You could get around this by saving the videos uncompressed, of course, but the resulting files will be huge, and slow to load and save. It’s a much better idea to install and work with a lossless codec, instead – and Lagarith is one of the best.
The codec is easy to install, and should immediately become available to any program that can use your installed Windows codecs. One small complication is that Lagarith’s multi-threading isn’t enabled by default, so we’d recommend using the codec Settings button in your editor to turn that on, but otherwise there’s really nothing to do. Just tell your editor to use Lagarith in your video container of choice and it’ll automatically go to work, crunching your uncompressed videos to a more manageable size.
How effective can this be? We tested it on the Windows 7 sample video, “Wildlife.wmv”. In its normal, compressed form this was a mere 25MB. Save it with uncompressed video and MP3 audio and the file ballooned to 2.32GB (and this for only 30 seconds of footage: a full home movie would be considerably more). Use Lagarith, though, and the file size dropped to 417MB, saving more than 80% over the uncompressed version.
But that’s not all. While saving uncompressed files seems like it should be quick, as there’s no processing involved, the reality is that the extra hard drive activity required to access them will slow you down – and so using Lagarith may offer a real performance boost. Our test video saved uncompressed in 104 seconds, for instance; saving with Lagarith instead cut this to 35 seconds, around a third of the time.
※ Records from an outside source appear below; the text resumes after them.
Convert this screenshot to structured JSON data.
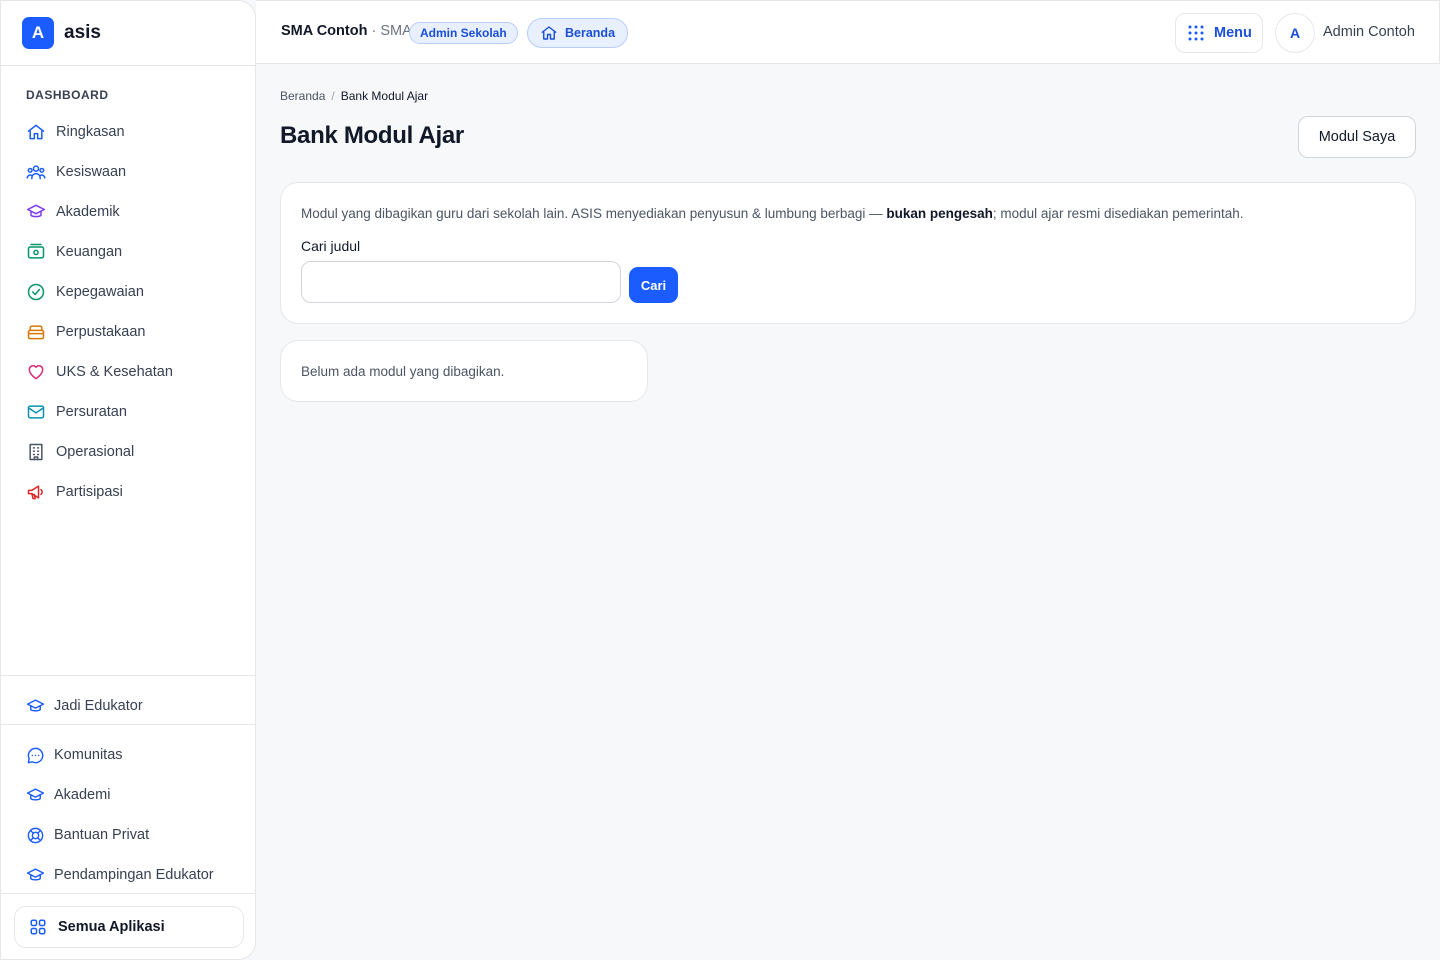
{
  "brand": {
    "logo_letter": "A",
    "name": "asis"
  },
  "sidebar": {
    "section_label": "DASHBOARD",
    "items": [
      {
        "label": "Ringkasan",
        "icon": "home-icon",
        "color": "#1a5cff"
      },
      {
        "label": "Kesiswaan",
        "icon": "users-icon",
        "color": "#1a5cff"
      },
      {
        "label": "Akademik",
        "icon": "graduation-cap-icon",
        "color": "#7c3aed"
      },
      {
        "label": "Keuangan",
        "icon": "money-icon",
        "color": "#059669"
      },
      {
        "label": "Kepegawaian",
        "icon": "badge-check-icon",
        "color": "#059669"
      },
      {
        "label": "Perpustakaan",
        "icon": "archive-icon",
        "color": "#d97706"
      },
      {
        "label": "UKS & Kesehatan",
        "icon": "heart-icon",
        "color": "#db2777"
      },
      {
        "label": "Persuratan",
        "icon": "mail-icon",
        "color": "#0891b2"
      },
      {
        "label": "Operasional",
        "icon": "building-icon",
        "color": "#4b5563"
      },
      {
        "label": "Partisipasi",
        "icon": "megaphone-icon",
        "color": "#dc2626"
      }
    ],
    "become_educator": "Jadi Edukator",
    "links": [
      {
        "label": "Komunitas",
        "icon": "chat-icon"
      },
      {
        "label": "Akademi",
        "icon": "graduation-cap-icon"
      },
      {
        "label": "Bantuan Privat",
        "icon": "lifebuoy-icon"
      },
      {
        "label": "Pendampingan Edukator",
        "icon": "graduation-cap-icon"
      }
    ],
    "all_apps": "Semua Aplikasi"
  },
  "topbar": {
    "school_name": "SMA Contoh",
    "school_type": " · SMA",
    "role_badge": "Admin Sekolah",
    "home_label": "Beranda",
    "menu_label": "Menu",
    "avatar_letter": "A",
    "user_name": "Admin Contoh"
  },
  "breadcrumb": {
    "home": "Beranda",
    "separator": "/",
    "current": "Bank Modul Ajar"
  },
  "page": {
    "title": "Bank Modul Ajar",
    "my_modules_button": "Modul Saya",
    "info_prefix": "Modul yang dibagikan guru dari sekolah lain. ASIS menyediakan penyusun & lumbung berbagi — ",
    "info_bold": "bukan pengesah",
    "info_suffix": "; modul ajar resmi disediakan pemerintah.",
    "search_label": "Cari judul",
    "search_value": "",
    "search_button": "Cari",
    "empty_message": "Belum ada modul yang dibagikan."
  },
  "colors": {
    "accent": "#1a5cff",
    "accent_soft": "#e8efff"
  }
}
And what’s more, after a lengthy gap, the author has returned to Lagarith this year and begun updating it again. There have been five releases between February and May alone, ramping up speeds, fixing bugs and generally enhancing the program. So if you’re looking for a fast and efficient lossless codec then Lagarith is definitely worth a try; go take it for a test run, see how it works on your system.